Far too many ideas seem like good ideas after a frozen margarita with a Coors Light chaser. However, I am pleasantly surprised to find myself struck with enlightenment as I sit bar side at a Chili’s. I am out to dinner alone after delivering a successful on-site training for a dealer client. As any consultant will tell you, these dinners on the road are commonplace and very little changes from city to city.
When across the bar does my curious eyes spot a sales process secretly displayed for the bartender at this Chili’s establishment. Within moment’s I arose from my stool to see what was the matter. I was incredibly pleased to see a list of steps to follow for this bartender that closely resembles our very own road to the sale. The Chili's Steps to the Upsell, so to speak.
I’ve attached this picture so you can follow along as we compare proven best practices. I have made it easier for you by spelling out each step they've provided to their employees.
Chili’s: The following is the minimum expectation for every bartender. If they cannot execute these, then they should not be responsible for driving our most profitable position in the restaurant.
Joe’s: This is what we expect from you as a sales representative. If you cannot proudly, competently, perform these tasks and follow these steps after we’ve trained you, you may want to consider another line of work.
Summary: You don’t have to go home, but you can’t stay here.
1. Greeting every bar guest with “Welcome to Chili’s, my name is ------, I’ll be taking great care of you today and your name is….?

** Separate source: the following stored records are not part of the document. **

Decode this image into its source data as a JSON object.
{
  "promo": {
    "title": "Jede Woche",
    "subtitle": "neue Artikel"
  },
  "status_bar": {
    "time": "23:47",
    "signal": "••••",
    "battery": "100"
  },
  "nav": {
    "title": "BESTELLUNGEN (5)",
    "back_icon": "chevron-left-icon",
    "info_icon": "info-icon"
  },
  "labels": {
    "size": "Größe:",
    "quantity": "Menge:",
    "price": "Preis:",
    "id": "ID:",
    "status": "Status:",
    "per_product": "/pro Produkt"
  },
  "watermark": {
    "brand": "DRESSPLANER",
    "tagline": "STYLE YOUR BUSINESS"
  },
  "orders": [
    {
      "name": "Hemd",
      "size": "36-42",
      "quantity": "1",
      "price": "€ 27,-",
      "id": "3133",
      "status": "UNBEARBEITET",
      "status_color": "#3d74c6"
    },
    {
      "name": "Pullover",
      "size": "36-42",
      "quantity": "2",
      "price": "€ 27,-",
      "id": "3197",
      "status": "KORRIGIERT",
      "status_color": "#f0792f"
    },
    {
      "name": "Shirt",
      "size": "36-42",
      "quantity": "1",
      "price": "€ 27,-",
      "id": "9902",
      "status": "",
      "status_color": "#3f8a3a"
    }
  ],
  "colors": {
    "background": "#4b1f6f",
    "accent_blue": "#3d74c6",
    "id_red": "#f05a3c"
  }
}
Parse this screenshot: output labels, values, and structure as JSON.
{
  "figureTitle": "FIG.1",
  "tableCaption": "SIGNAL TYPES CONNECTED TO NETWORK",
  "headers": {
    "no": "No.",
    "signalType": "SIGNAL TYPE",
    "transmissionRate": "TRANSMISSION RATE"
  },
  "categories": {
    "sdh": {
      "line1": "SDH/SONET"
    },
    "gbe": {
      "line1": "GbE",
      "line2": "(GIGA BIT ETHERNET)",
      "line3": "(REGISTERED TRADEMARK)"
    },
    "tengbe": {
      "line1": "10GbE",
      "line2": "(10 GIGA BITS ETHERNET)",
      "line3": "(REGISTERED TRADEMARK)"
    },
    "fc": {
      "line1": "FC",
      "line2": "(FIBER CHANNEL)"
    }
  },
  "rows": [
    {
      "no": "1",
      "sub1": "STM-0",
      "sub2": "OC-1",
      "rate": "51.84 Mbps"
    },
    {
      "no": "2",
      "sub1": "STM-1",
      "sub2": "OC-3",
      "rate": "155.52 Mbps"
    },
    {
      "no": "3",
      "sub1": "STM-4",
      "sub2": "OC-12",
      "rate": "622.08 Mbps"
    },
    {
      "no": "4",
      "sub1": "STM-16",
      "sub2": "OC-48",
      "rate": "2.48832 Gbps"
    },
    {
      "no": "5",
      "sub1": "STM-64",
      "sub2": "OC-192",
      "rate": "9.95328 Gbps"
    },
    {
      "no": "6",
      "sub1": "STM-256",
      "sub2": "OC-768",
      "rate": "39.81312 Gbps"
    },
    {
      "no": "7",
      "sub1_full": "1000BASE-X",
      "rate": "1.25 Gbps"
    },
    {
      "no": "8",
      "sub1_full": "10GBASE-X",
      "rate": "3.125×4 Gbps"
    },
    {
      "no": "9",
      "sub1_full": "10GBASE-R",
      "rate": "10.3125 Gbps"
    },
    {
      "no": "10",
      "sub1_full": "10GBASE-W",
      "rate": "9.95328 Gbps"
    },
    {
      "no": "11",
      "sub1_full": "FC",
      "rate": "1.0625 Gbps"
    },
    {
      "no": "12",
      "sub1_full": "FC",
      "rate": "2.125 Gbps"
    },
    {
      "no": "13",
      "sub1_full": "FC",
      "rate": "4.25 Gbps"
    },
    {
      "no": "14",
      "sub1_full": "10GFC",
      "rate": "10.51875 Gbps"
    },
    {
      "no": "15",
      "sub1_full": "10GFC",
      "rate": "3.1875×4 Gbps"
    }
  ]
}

1. Every customer is greeted, preferably on the lot, (at the very least on the showroom floor) before they reach a manager, with “Welcome to ABC Motors, my name is -----, and you are…? Are you here for anyone in particular? No? I will be happy to assist you and answer all of your questions.
Summary: The best pick-up line in the world is still your name, asking for theirs, and asking a simple question.
2. “Let me tell you about a few great happy hour specials we have”, or weekends “Let me tell you get you started with our Presidente Margarita or ice cold draft.” (Yes, theirs is grammatically incorrect, or (sic) can be said, but nonetheless a similar practice would be
“Allow me to tell you about our amazing new vehicle incentives” or, used “Let me tell you what I feel are some of the hidden gems and best buys on our lot.”
Summary: They’ll never like it if they don’t try it. Make sure to introduce them to your specials.
3. “Can I get you started with ______ or _______.” Being suggestive with appetizers choose their favorite and let guests know why it is their favorite.
“I personally believe this vehicle is likely the best fit for you and your family because it is both ______ and ________, both features/needs you said were important to you on your next vehicle.”
Summary: I told you that you were going to enjoy it.
4. “Check down after every item is rung up, no “I will get it in a minute.”
4. (If I am reading this correctly) Answer and address every question they have immediately so as to overcome any potential objection in the future and then confirm it is answered.
Summary: Don’t let problems linger or questions go unanswered as it looks as if you are avoiding the subject or not caring about their needs.
5. Engaging lounge area tables even when there is a lounge server working.
5. If a customer is walking around on the lot or showroom, whether you are aware if someone is assisting them or not, make sure to approach them and ensure that someone is working with them and they are having their questions answered/expectations met.
Summary: Engage every lone/abandoned customer regardless of the situation to let them know someone is there is assist them at all times.
6. Running bar beverages at all times when not engaging bar top guests.
6. If you don’t have a customer, you should be either out on the lot familiarizing yourself with vehicles, looking to assist other managers/guests/salespeople, or looking to follow-up with active/past customers.
Summary: No coffee clutching. This is work. If you want “me time”, stay at home. When you are on the lot, you are there to produce and be productive.
7. Coaching team members on up-selling beverages that come to the bar screen.
7. Listen to your coworkers with their customers. If you can offer any guidance after the fact, constructive criticism and helpful hints should be widely accepted among the staff.
Summary: Role-playing will help you improve consistently.
8. Energetic, friendly, and sociable.
8. No other way to say it.
9. Constructive with free time
9. Get busy. There is ALWAYS something you can be doing to improve yourself and make money.
Summary: In all aspects, Chili’s has it right. And yes, in the picture below, that is a margarita. I did partake in one. After all, you have to reward a good salesperson.